    Next, note that the map \(w = 1/z\) carries the positively oriented \(z\)-circle of radius \(R\) to the negatively oriented \(w\)-circle of radius \(1/R\). (To see the orientation, follow the circled points 1, 2, 3, 4 on \(C\) in the \(z\)-plane as they are mapped to points on \(\tilde{C}\) in the \(w\)-plane.) Thus,

    \[\text{Res} (f, \infty) = -\dfrac{1}{2\pi i} \int_C f(z)\ dz = \dfrac{1}{2\pi i} \int_{\tilde{C}} f(1/w) \dfrac{1}{w^2}\ dw \nonumber \]

    Finally, note that \(z = 1/w\) maps all the poles inside the circle \(C\) to points outside the circle \(\tilde{C}\). So the only possible pole of \((1/w^2) f(1/w)\) that is inside \(\tilde{C}\) is at \(w = 0\). Now, since \(\tilde{C}\) is oriented clockwise, the residue theorem says

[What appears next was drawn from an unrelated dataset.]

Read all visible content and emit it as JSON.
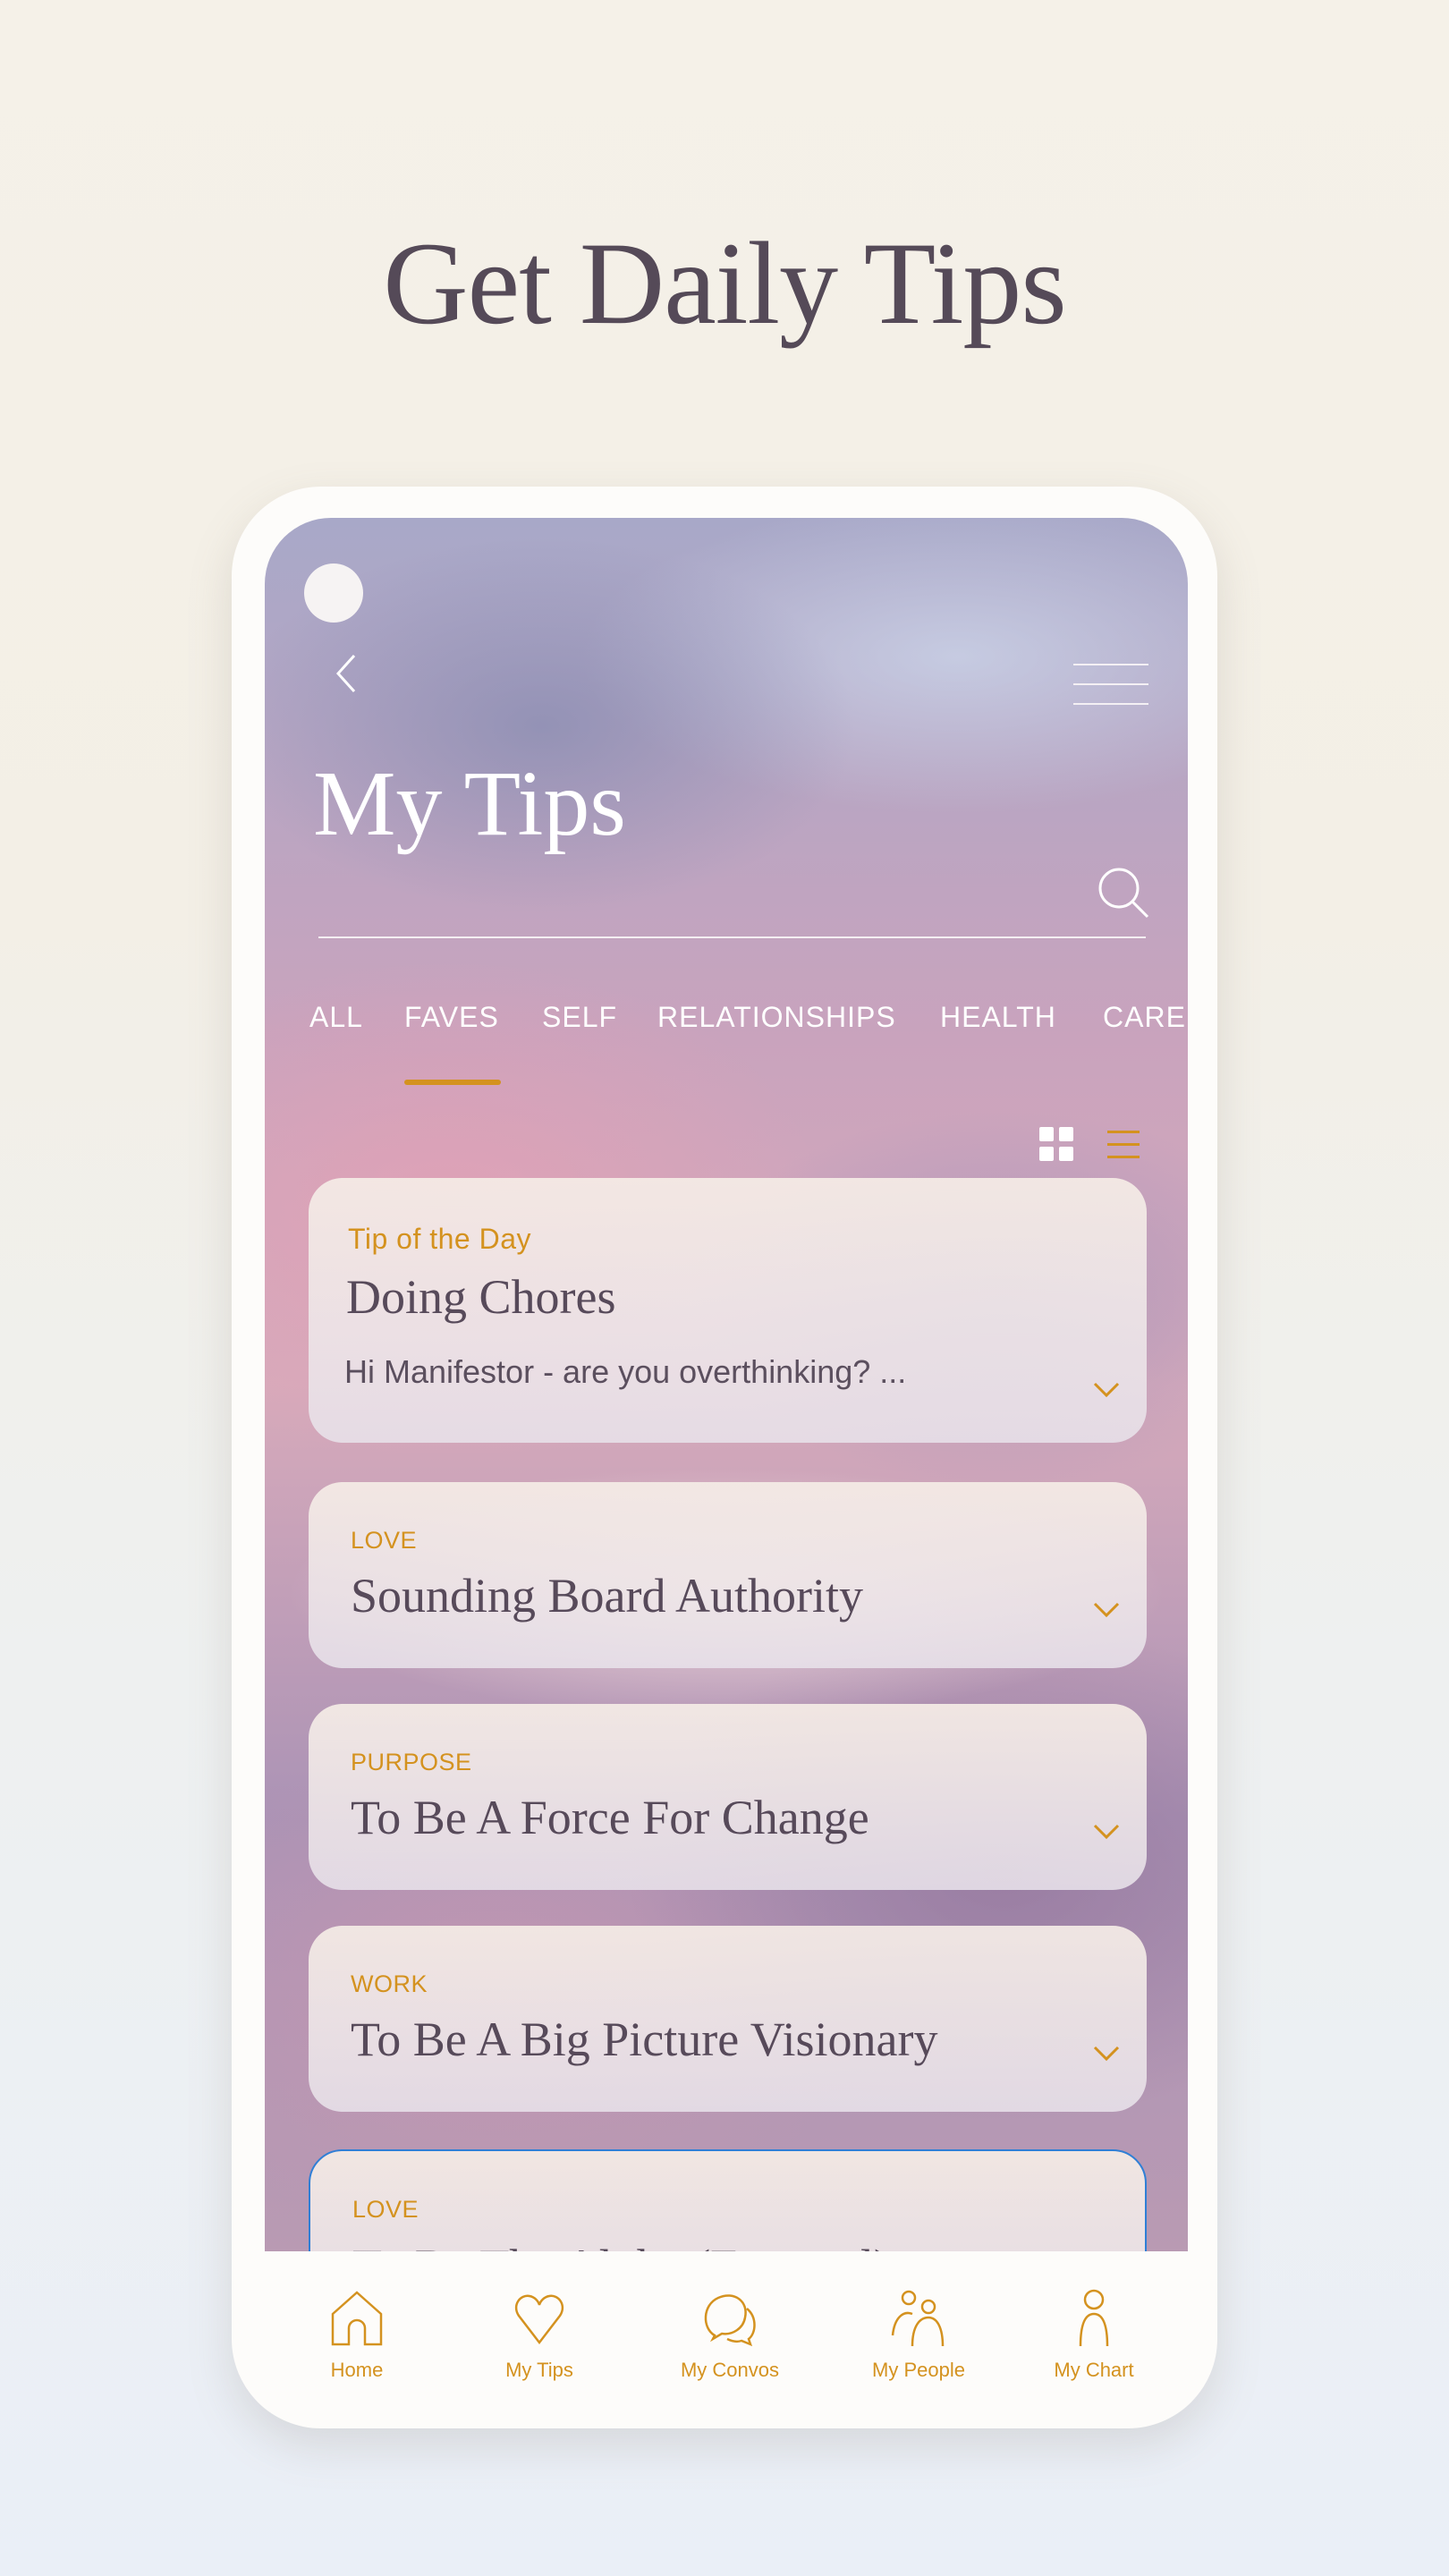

    \[\dfrac{1}{2\pi i} \int_{\tilde{C}} f(1/w) \dfrac{1}{w^2}\ dw = -\text{Res}(\dfrac{1}{w^2} f(1/w), 0) \nonumber \]

    Comparing this with the equation just above finishes the proof.

    Example \(\PageIndex{1}\)


    \[f(z) = \dfrac{5z - 2}{z(z - 1)}. \nonumber \]

    Earlier we computed

    \[\int_{|z| = 2} f(z)\ dz = 10 \pi i \nonumber \]

    by computing residues at \(z = 0\) and \(z = 1\). Recompute this integral by computing a single residue at infinity.


    \[\dfrac{1}{w^2} f(1/w) = \dfrac{1}{w^2} \dfrac{5/w - 2}{(1/w)(1/w - 1)} = \dfrac{5 - 2w}{w(1 - w)}. \nonumber \]

    We easily compute that

    \[\text{Res} (f, \infty) = -\text{Res} (\dfrac{1}{w^2} f(1/w), 0) = -5. \nonumber \]

    Since \(|z| = 2\) contains all the singularities of \(f\) we have

    \[\int_{|z| = 2} f(z)\ dz = -2\pi i \text{Res} (f, \infty) = 10 \pi i. \nonumber \]

    This is the same answer we got before!

    This page titled 9.6: Residue at ∞ is shared under a CC BY-NC-SA 4.0 license and was authored, remixed, and/or curated by Jeremy Orloff (MIT OpenCourseWare) via source content that was edited to the style and standards of the LibreTexts platform; a detailed edit history is available upon request.